Photographer Stephen Mallon documents man and the machine

If you can’t tell what’s stacked on top of the barge in the photo above that’s okay; You’ve probably never seen, let alone thought about, subway cars being piled up and transported by water, and neither had I until I saw photographer Stephen Mallon’s incredible series, “Next Stop Atlantic,” that documents NYC subway cars as they’re taken offshore and dumped in the ocean to act as barrier reefs. Not only was I unaware that we needed a barrier reef off the coast of New York, but I was also unaware that you could build one simply by chucking old subway cars into the sea. I’m still not convinced that this is cool with the EPA.

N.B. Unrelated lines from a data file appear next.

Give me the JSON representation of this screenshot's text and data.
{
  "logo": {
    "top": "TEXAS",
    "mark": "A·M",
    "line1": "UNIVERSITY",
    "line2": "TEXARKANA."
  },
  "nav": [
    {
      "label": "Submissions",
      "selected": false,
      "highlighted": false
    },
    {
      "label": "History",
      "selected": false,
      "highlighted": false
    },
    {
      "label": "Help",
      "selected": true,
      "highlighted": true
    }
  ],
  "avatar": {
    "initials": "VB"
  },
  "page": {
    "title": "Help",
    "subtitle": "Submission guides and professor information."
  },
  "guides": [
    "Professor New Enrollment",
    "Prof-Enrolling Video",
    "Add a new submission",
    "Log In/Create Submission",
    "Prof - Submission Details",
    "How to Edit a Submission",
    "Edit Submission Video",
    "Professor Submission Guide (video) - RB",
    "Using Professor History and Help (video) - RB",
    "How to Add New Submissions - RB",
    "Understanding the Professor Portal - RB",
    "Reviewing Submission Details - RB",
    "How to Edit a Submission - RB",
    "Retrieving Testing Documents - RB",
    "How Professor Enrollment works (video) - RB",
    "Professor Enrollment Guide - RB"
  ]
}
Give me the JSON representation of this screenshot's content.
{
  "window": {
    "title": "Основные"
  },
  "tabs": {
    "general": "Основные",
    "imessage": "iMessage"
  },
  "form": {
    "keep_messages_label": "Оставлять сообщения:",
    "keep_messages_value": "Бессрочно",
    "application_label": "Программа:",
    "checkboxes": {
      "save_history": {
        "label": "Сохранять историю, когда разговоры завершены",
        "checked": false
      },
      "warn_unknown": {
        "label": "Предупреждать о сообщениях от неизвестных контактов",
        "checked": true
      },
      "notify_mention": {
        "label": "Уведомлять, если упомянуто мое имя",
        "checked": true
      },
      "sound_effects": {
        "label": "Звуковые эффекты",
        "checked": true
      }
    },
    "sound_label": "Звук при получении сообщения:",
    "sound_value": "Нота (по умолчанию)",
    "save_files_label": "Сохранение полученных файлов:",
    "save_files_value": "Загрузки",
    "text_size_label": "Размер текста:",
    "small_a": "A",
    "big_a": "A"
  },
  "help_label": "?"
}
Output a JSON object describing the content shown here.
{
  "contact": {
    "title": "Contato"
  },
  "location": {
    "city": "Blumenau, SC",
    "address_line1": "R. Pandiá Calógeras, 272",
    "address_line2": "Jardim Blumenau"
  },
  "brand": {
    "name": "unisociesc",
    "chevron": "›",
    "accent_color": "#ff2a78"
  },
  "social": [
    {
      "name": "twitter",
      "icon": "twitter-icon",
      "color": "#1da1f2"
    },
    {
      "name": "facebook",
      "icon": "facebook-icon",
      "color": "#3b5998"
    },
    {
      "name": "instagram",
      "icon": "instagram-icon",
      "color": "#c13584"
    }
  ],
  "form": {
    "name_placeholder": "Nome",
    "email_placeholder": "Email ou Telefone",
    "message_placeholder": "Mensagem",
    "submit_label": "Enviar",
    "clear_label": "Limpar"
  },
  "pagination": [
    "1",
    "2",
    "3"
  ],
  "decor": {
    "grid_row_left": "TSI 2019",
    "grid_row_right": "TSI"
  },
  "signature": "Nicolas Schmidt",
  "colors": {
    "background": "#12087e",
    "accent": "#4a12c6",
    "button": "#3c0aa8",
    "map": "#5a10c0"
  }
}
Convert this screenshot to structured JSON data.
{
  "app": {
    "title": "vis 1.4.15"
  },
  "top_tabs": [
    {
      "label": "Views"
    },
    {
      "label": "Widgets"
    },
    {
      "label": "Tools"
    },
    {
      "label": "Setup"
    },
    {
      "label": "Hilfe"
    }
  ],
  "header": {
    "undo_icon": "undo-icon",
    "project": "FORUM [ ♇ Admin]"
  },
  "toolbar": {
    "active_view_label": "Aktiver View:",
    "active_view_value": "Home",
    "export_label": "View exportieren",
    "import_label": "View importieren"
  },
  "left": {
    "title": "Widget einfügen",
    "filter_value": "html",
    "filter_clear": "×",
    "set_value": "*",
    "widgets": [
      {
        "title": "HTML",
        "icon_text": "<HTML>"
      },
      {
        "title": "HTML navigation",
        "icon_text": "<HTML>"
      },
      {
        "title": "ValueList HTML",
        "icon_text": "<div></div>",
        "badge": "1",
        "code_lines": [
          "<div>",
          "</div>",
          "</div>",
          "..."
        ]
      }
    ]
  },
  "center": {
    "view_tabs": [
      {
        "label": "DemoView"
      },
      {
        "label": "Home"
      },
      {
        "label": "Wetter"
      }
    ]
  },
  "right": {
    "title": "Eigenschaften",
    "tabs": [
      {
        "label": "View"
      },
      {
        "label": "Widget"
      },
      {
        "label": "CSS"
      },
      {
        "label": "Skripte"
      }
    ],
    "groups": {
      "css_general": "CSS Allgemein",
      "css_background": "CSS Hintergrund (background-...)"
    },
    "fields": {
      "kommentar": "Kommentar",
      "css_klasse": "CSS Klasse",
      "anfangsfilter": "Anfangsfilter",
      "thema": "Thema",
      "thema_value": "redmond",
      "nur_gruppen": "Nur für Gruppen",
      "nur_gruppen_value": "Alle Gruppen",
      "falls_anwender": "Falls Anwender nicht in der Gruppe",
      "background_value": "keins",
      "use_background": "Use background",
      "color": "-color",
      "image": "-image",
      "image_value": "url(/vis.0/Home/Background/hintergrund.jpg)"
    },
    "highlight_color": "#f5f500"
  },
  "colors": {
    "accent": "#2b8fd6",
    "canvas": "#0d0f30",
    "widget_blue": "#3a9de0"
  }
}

Mallon has a long history with men and machines, documenting the infamous crash landing of US Airways Flight 1549 in the Hudson River in 2009 and the rescue workers who helped passengers off the plane and then hoisted it out of the water. He also has a series of portraits of a various laborers, men who work at city dumps or in factories or with lumber in the woods. It’s all macho, but Mallon has that strong vs. sensitive thing going for him too. His latest project documents the replacement, as opposed to the rebuilding, of NYC’s Willis Avenue Bridge, first erected in 1901. He shot over 30,000 stills as workers hauled the new bridge from upstate NY “and installed it like an appliance.” The Wall Street Journal was also onsite to film the project. You can watch the video on Mallon’s site.